» Task item: Read the data below line by line and copy each one with "Bestia" in it.

___ Excerpted data ___

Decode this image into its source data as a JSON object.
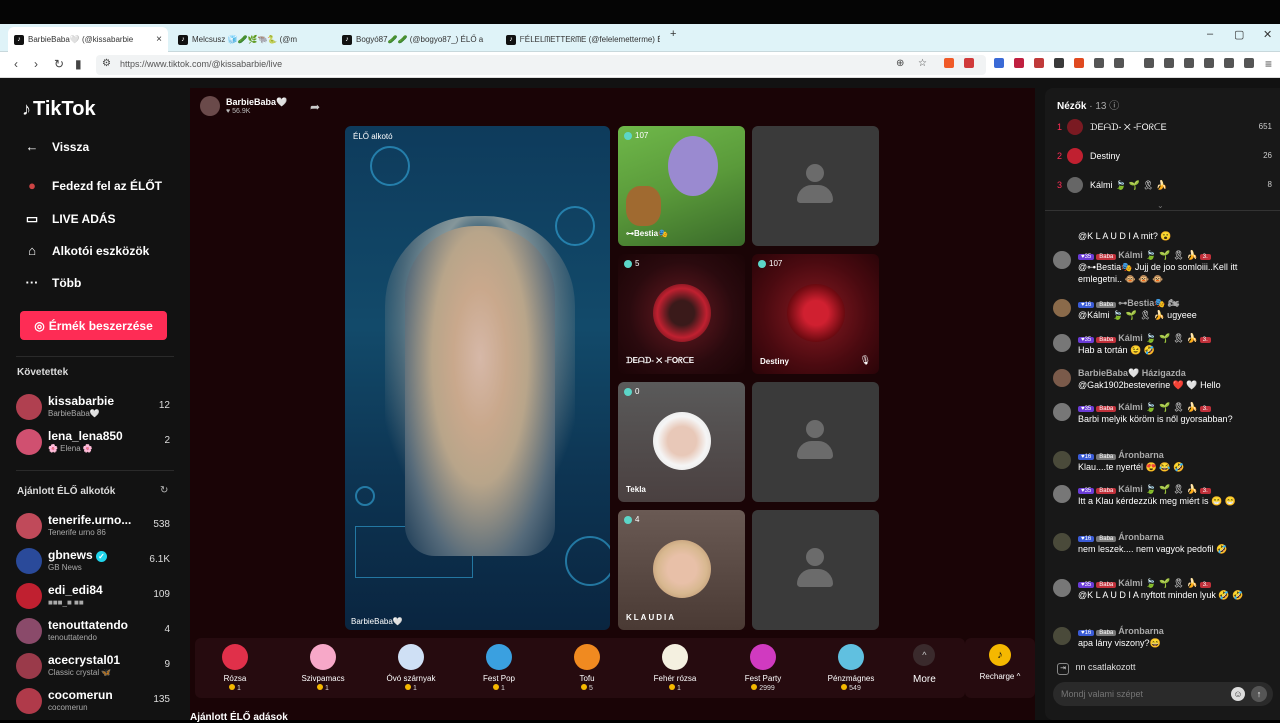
{
  "browser": {
    "tabs": [
      {
        "title": "BarbieBaba🤍 (@kissabarbie",
        "active": true
      },
      {
        "title": "Melcsusz 🧊🥒🌿🐃🐍 (@m"
      },
      {
        "title": "Bogyó87🥒🥒 (@bogyo87_) ÉLŐ a"
      },
      {
        "title": "ᖴÉᒪEᒪᗰETTEᖇᗰE (@felelemetterme) É"
      }
    ],
    "close_tab": "×",
    "new_tab": "+",
    "window_controls": [
      "–",
      "▢",
      "✕"
    ],
    "url": "https://www.tiktok.com/@kissabarbie/live"
  },
  "sidebar": {
    "logo": "TikTok",
    "nav": [
      {
        "label": "Vissza",
        "icon": "←"
      },
      {
        "label": "Fedezd fel az ÉLŐT",
        "icon": "●"
      },
      {
        "label": "LIVE ADÁS",
        "icon": "▭"
      },
      {
        "label": "Alkotói eszközök",
        "icon": "⌂"
      },
      {
        "label": "Több",
        "icon": "···"
      }
    ],
    "coin_button": "Érmék beszerzése",
    "following_title": "Követettek",
    "following": [
      {
        "name": "kissabarbie",
        "sub": "BarbieBaba🤍",
        "count": "12"
      },
      {
        "name": "lena_lena850",
        "sub": "🌸 Elena 🌸",
        "count": "2"
      }
    ],
    "recommended_title": "Ajánlott ÉLŐ alkotók",
    "recommended": [
      {
        "name": "tenerife.urno...",
        "sub": "Tenerife urno 86",
        "count": "538"
      },
      {
        "name": "gbnews",
        "sub": "GB News",
        "count": "6.1K"
      },
      {
        "name": "edi_edi84",
        "sub": "■■■_■ ■■",
        "count": "109"
      },
      {
        "name": "tenouttatendo",
        "sub": "tenouttatendo",
        "count": "4"
      },
      {
        "name": "acecrystal01",
        "sub": "Classic crystal 🦋",
        "count": "9"
      },
      {
        "name": "cocomerun",
        "sub": "cocomerun",
        "count": "135"
      }
    ]
  },
  "live": {
    "host_name": "BarbieBaba🤍",
    "host_likes": "♥ 56.9K",
    "stream_label": "ÉLŐ alkotó",
    "stream_name": "BarbieBaba🤍",
    "guests": [
      {
        "count": "107",
        "name": "⊶Bestia🎭"
      },
      {
        "count": "",
        "name": ""
      },
      {
        "count": "5",
        "name": "ᗪEᗩᗪ- ✕ -ᖴOᖇᑕE"
      },
      {
        "count": "107",
        "name": "Destiny"
      },
      {
        "count": "0",
        "name": "Tekla"
      },
      {
        "count": "",
        "name": ""
      },
      {
        "count": "4",
        "name": "KLAUDIA"
      },
      {
        "count": "",
        "name": ""
      }
    ]
  },
  "gifts": [
    {
      "label": "Rózsa",
      "price": "1",
      "color": "#e0304a"
    },
    {
      "label": "Szivpamacs",
      "price": "1",
      "color": "#f7a8c8"
    },
    {
      "label": "Óvó szárnyak",
      "price": "1",
      "color": "#cfe0f5"
    },
    {
      "label": "Fest Pop",
      "price": "1",
      "color": "#3aa0e0"
    },
    {
      "label": "Tofu",
      "price": "5",
      "color": "#f08a20"
    },
    {
      "label": "Fehér rózsa",
      "price": "1",
      "color": "#f4f0e0"
    },
    {
      "label": "Fest Party",
      "price": "2999",
      "color": "#d03ac0"
    },
    {
      "label": "Pénzmágnes",
      "price": "549",
      "color": "#60c0e0"
    }
  ],
  "more_label": "More",
  "recharge_label": "Recharge ^",
  "bottom_heading": "Ajánlott ÉLŐ adások",
  "chat": {
    "viewers_title": "Nézők",
    "viewers_count": "· 13",
    "top_viewers": [
      {
        "rank": "1",
        "name": "ᗪEᗩᗪ- ✕ -ᖴOᖇᑕE",
        "score": "651"
      },
      {
        "rank": "2",
        "name": "Destiny",
        "score": "26"
      },
      {
        "rank": "3",
        "name": "Kálmi 🍃 🌱 🎗 🍌",
        "score": "8"
      }
    ],
    "messages": [
      {
        "header": "",
        "text": "@K L A U D I A mit? 😮"
      },
      {
        "header": "Kálmi 🍃 🌱 🎗 🍌",
        "text": "@⊶Bestia🎭 Jujj de joo somloiii..Kell itt emlegetni.. 🐵 🐵 🐵"
      },
      {
        "header": "⊶Bestia🎭 🏍",
        "text": "@Kálmi 🍃 🌱 🎗 🍌 ugyeee"
      },
      {
        "header": "Kálmi 🍃 🌱 🎗 🍌",
        "text": "Hab a tortán 😉 🤣"
      },
      {
        "header": "BarbieBaba🤍  Házigazda",
        "text": "@Gak1902besteverine ❤️ 🤍 Hello"
      },
      {
        "header": "Kálmi 🍃 🌱 🎗 🍌",
        "text": "Barbi melyik köröm is nől gyorsabban?"
      },
      {
        "header": "Áronbarna",
        "text": "Klau....te nyertél 😍 😂 🤣"
      },
      {
        "header": "Kálmi 🍃 🌱 🎗 🍌",
        "text": "Itt a Klau kérdezzük meg miért is 😁 😁"
      },
      {
        "header": "Áronbarna",
        "text": "nem leszek.... nem vagyok pedofil 🤣"
      },
      {
        "header": "Kálmi 🍃 🌱 🎗 🍌",
        "text": "@K L A U D I A nyftott minden lyuk 🤣 🤣"
      },
      {
        "header": "Áronbarna",
        "text": "apa lány viszony?😄"
      }
    ],
    "joined_text": "nn  csatlakozott",
    "input_placeholder": "Mondj valami szépet"
  }
}
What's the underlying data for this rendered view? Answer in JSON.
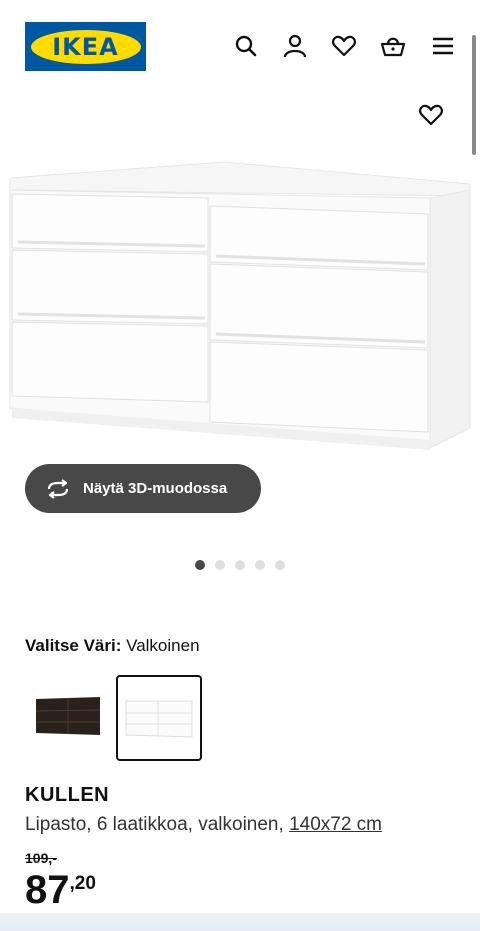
{
  "header": {
    "logo_text": "IKEA",
    "icons": [
      "search-icon",
      "user-icon",
      "heart-icon",
      "basket-icon",
      "menu-icon"
    ]
  },
  "product_gallery": {
    "favorite_icon": "heart-icon",
    "view_3d_label": "Näytä 3D-muodossa",
    "image_count": 5,
    "active_image": 1
  },
  "color_picker": {
    "label": "Valitse Väri:",
    "selected_value": "Valkoinen",
    "options": [
      "dark-brown",
      "white"
    ],
    "selected_index": 1
  },
  "product": {
    "name": "KULLEN",
    "description": "Lipasto, 6 laatikkoa, valkoinen,",
    "size_link": "140x72 cm",
    "old_price": "109,-",
    "price_integer": "87",
    "price_decimal": ",20"
  },
  "colors": {
    "logo_blue": "#0058a3",
    "logo_yellow": "#ffdb00",
    "button_bg": "#484848"
  }
}
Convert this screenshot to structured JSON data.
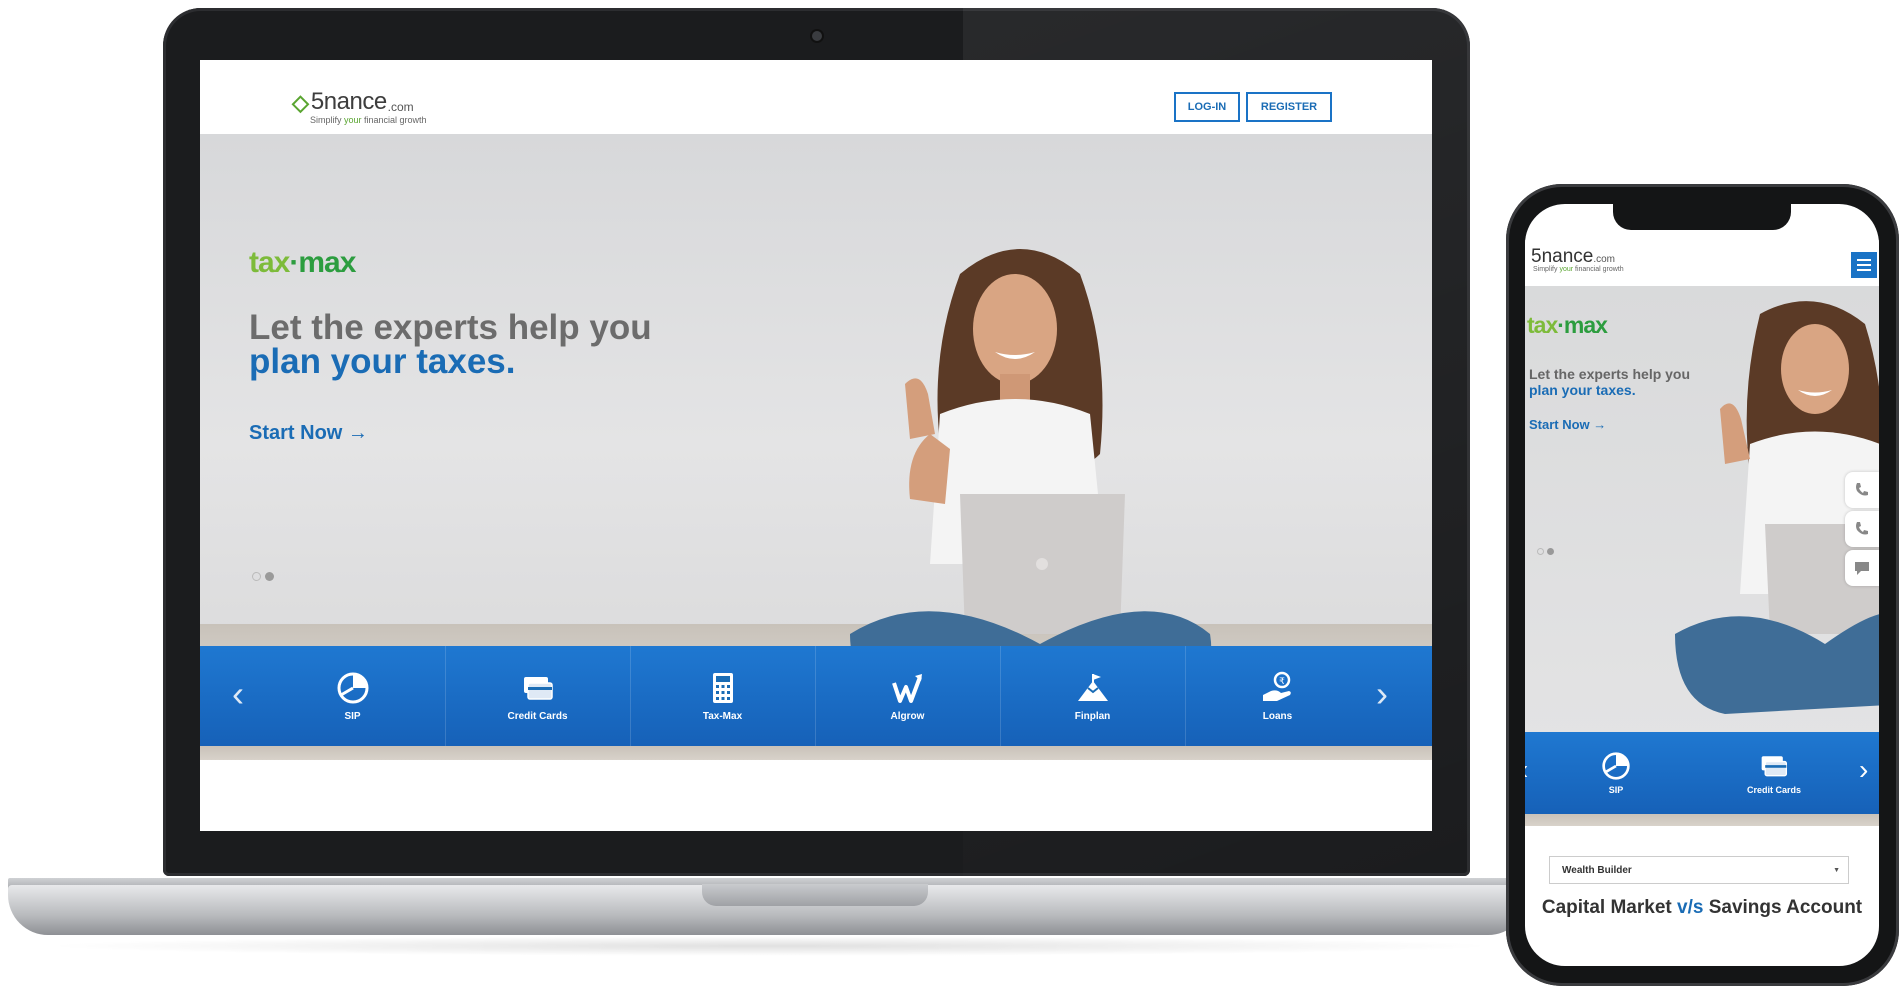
{
  "site": {
    "logo": {
      "mark": "◇",
      "name": "5nance",
      "domain": ".com"
    },
    "tagline_parts": [
      "Simplify ",
      "your",
      " financial growth"
    ]
  },
  "header": {
    "login_label": "LOG-IN",
    "register_label": "REGISTER"
  },
  "hero": {
    "brand_a": "tax",
    "brand_b": "max",
    "headline_line1": "Let the experts help you",
    "headline_line2": "plan your taxes.",
    "cta_label": "Start Now →",
    "slide_count": 2,
    "active_slide": 2
  },
  "products": [
    {
      "label": "SIP",
      "icon": "pie-chart-icon"
    },
    {
      "label": "Credit Cards",
      "icon": "credit-card-icon"
    },
    {
      "label": "Tax-Max",
      "icon": "calculator-icon"
    },
    {
      "label": "Algrow",
      "icon": "growth-arrow-icon"
    },
    {
      "label": "Finplan",
      "icon": "mountain-flag-icon"
    },
    {
      "label": "Loans",
      "icon": "hand-coin-icon"
    }
  ],
  "nav_arrows": {
    "prev": "‹",
    "next": "›"
  },
  "mobile": {
    "logo": {
      "name": "5nance",
      "domain": ".com"
    },
    "tagline_parts": [
      "Simplify ",
      "your",
      " financial growth"
    ],
    "hero": {
      "brand_a": "tax",
      "brand_b": "max",
      "headline_line1": "Let the experts help you",
      "headline_line2": "plan your taxes.",
      "cta_label": "Start Now →"
    },
    "products": [
      {
        "label": "SIP",
        "icon": "pie-chart-icon"
      },
      {
        "label": "Credit Cards",
        "icon": "credit-card-icon"
      }
    ],
    "select": {
      "value": "Wealth Builder",
      "caret": "▼"
    },
    "article_title_a": "Capital Market ",
    "article_title_vs": "v/s",
    "article_title_b": " Savings Account",
    "float_icons": [
      "phone-icon",
      "phone-icon",
      "chat-icon"
    ]
  },
  "colors": {
    "brand_blue": "#1a6cb5",
    "bar_blue": "#1f78d1",
    "brand_green": "#7dbb3a",
    "dark_green": "#2c9d3f"
  }
}
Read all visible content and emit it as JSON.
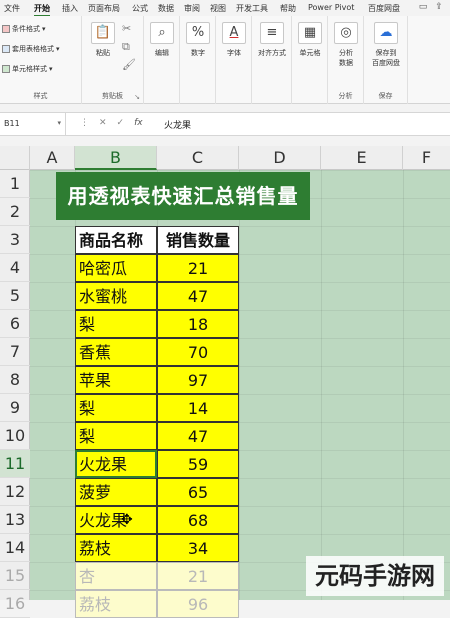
{
  "menu": {
    "tabs": [
      "文件",
      "开始",
      "插入",
      "页面布局",
      "公式",
      "数据",
      "审阅",
      "视图",
      "开发工具",
      "帮助",
      "Power Pivot",
      "百度网盘"
    ],
    "active_tab": "开始"
  },
  "ribbon": {
    "styles": {
      "conditional_format": "条件格式",
      "table_format": "套用表格格式",
      "cell_styles": "单元格样式",
      "label": "样式"
    },
    "clipboard": {
      "paste": "粘贴",
      "label": "剪贴板",
      "launcher": "↘"
    },
    "edit": {
      "label": "编辑"
    },
    "number": {
      "label": "数字",
      "icon_text": "%"
    },
    "font": {
      "label": "字体",
      "icon_text": "A"
    },
    "alignment": {
      "label": "对齐方式"
    },
    "cells": {
      "label": "单元格"
    },
    "analysis": {
      "label": "分析",
      "analyze_data": "分析\n数据"
    },
    "save": {
      "label": "保存",
      "save_to_netdisk": "保存到\n百度网盘"
    }
  },
  "formula_bar": {
    "cell_ref": "B11",
    "fx": "fx",
    "value": "火龙果"
  },
  "columns": [
    "A",
    "B",
    "C",
    "D",
    "E",
    "F"
  ],
  "selected_column": "B",
  "rows": [
    "1",
    "2",
    "3",
    "4",
    "5",
    "6",
    "7",
    "8",
    "9",
    "10",
    "11",
    "12",
    "13",
    "14",
    "15",
    "16"
  ],
  "selected_row": "11",
  "sheet": {
    "banner_title": "用透视表快速汇总销售量",
    "table_header": {
      "name": "商品名称",
      "qty": "销售数量"
    },
    "table_rows": [
      {
        "name": "哈密瓜",
        "qty": "21"
      },
      {
        "name": "水蜜桃",
        "qty": "47"
      },
      {
        "name": "梨",
        "qty": "18"
      },
      {
        "name": "香蕉",
        "qty": "70"
      },
      {
        "name": "苹果",
        "qty": "97"
      },
      {
        "name": "梨",
        "qty": "14"
      },
      {
        "name": "梨",
        "qty": "47"
      },
      {
        "name": "火龙果",
        "qty": "59"
      },
      {
        "name": "菠萝",
        "qty": "65"
      },
      {
        "name": "火龙果",
        "qty": "68"
      },
      {
        "name": "荔枝",
        "qty": "34"
      },
      {
        "name": "杏",
        "qty": "21"
      },
      {
        "name": "荔枝",
        "qty": "96"
      }
    ],
    "active_row_index": 7
  },
  "watermark": "元码手游网"
}
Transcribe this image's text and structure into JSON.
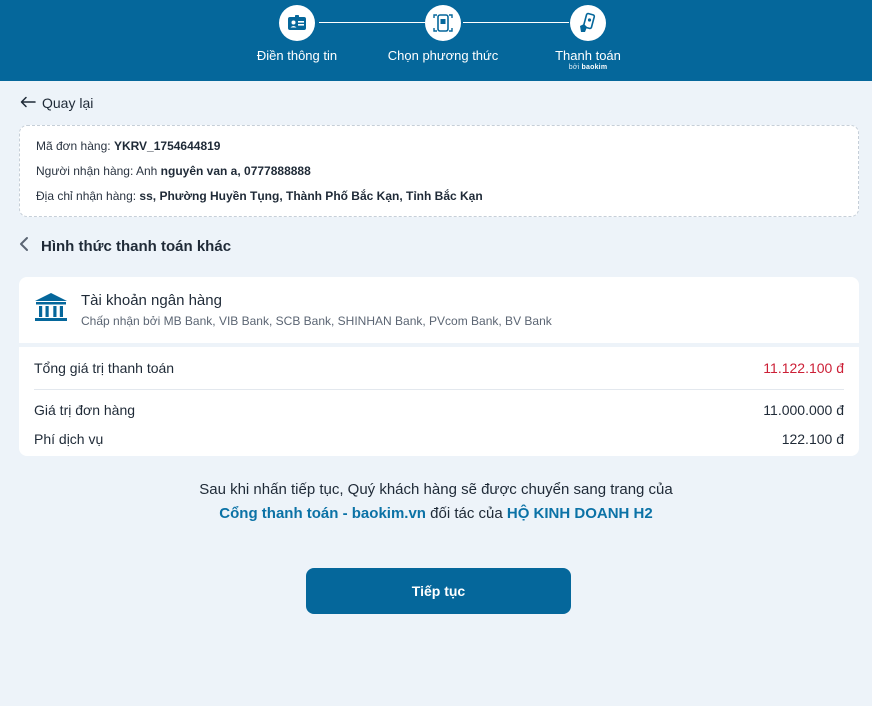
{
  "stepper": {
    "steps": [
      {
        "label": "Điền thông tin",
        "icon": "id-card-icon"
      },
      {
        "label": "Chọn phương thức",
        "icon": "payment-method-icon"
      },
      {
        "label": "Thanh toán",
        "icon": "phone-payment-icon",
        "sublabel_prefix": "bởi",
        "sublabel_brand": "baokim"
      }
    ]
  },
  "back": {
    "label": "Quay lại"
  },
  "order": {
    "code_label": "Mã đơn hàng:",
    "code_value": "YKRV_1754644819",
    "receiver_label": "Người nhận hàng: Anh",
    "receiver_value": "nguyên van a, 0777888888",
    "address_label": "Địa chỉ nhận hàng:",
    "address_value": "ss, Phường Huyền Tụng, Thành Phố Bắc Kạn, Tỉnh Bắc Kạn"
  },
  "section": {
    "title": "Hình thức thanh toán khác"
  },
  "bank": {
    "title": "Tài khoản ngân hàng",
    "desc": "Chấp nhận bởi MB Bank, VIB Bank, SCB Bank, SHINHAN Bank, PVcom Bank, BV Bank"
  },
  "summary": {
    "total_label": "Tổng giá trị thanh toán",
    "total_value": "11.122.100 đ",
    "order_label": "Giá trị đơn hàng",
    "order_value": "11.000.000 đ",
    "fee_label": "Phí dịch vụ",
    "fee_value": "122.100 đ"
  },
  "note": {
    "line1": "Sau khi nhấn tiếp tục, Quý khách hàng sẽ được chuyển sang trang của",
    "gateway": "Cổng thanh toán - baokim.vn",
    "middle": " đối tác của ",
    "merchant": "HỘ KINH DOANH H2"
  },
  "continue": {
    "label": "Tiếp tục"
  },
  "colors": {
    "primary": "#05679b",
    "background": "#edf3f9",
    "total_red": "#cc1f36",
    "accent_link": "#0b72a6"
  }
}
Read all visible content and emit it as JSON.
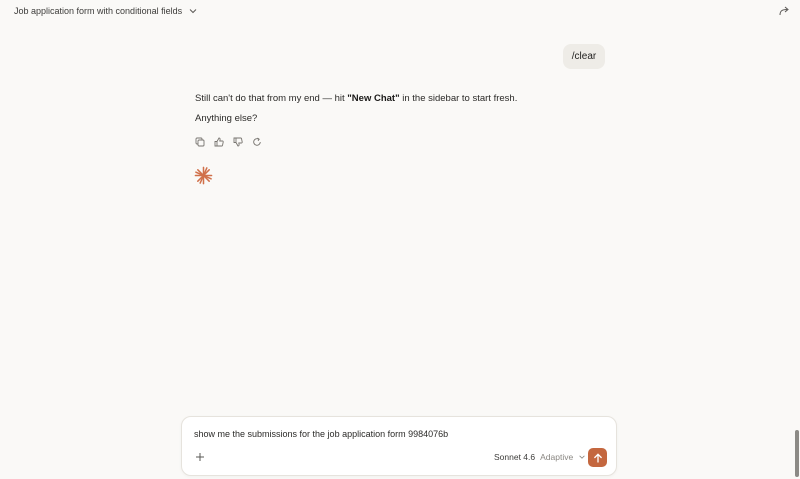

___

» Exercise output:
        "name": "⊶Bestia🎭"
        "text": "@⊶Bestia🎭 Jujj de joo somloiii..Kell itt emlegetni.. 🐵 🐵 🐵"
        "header": "⊶Bestia🎭 🏍",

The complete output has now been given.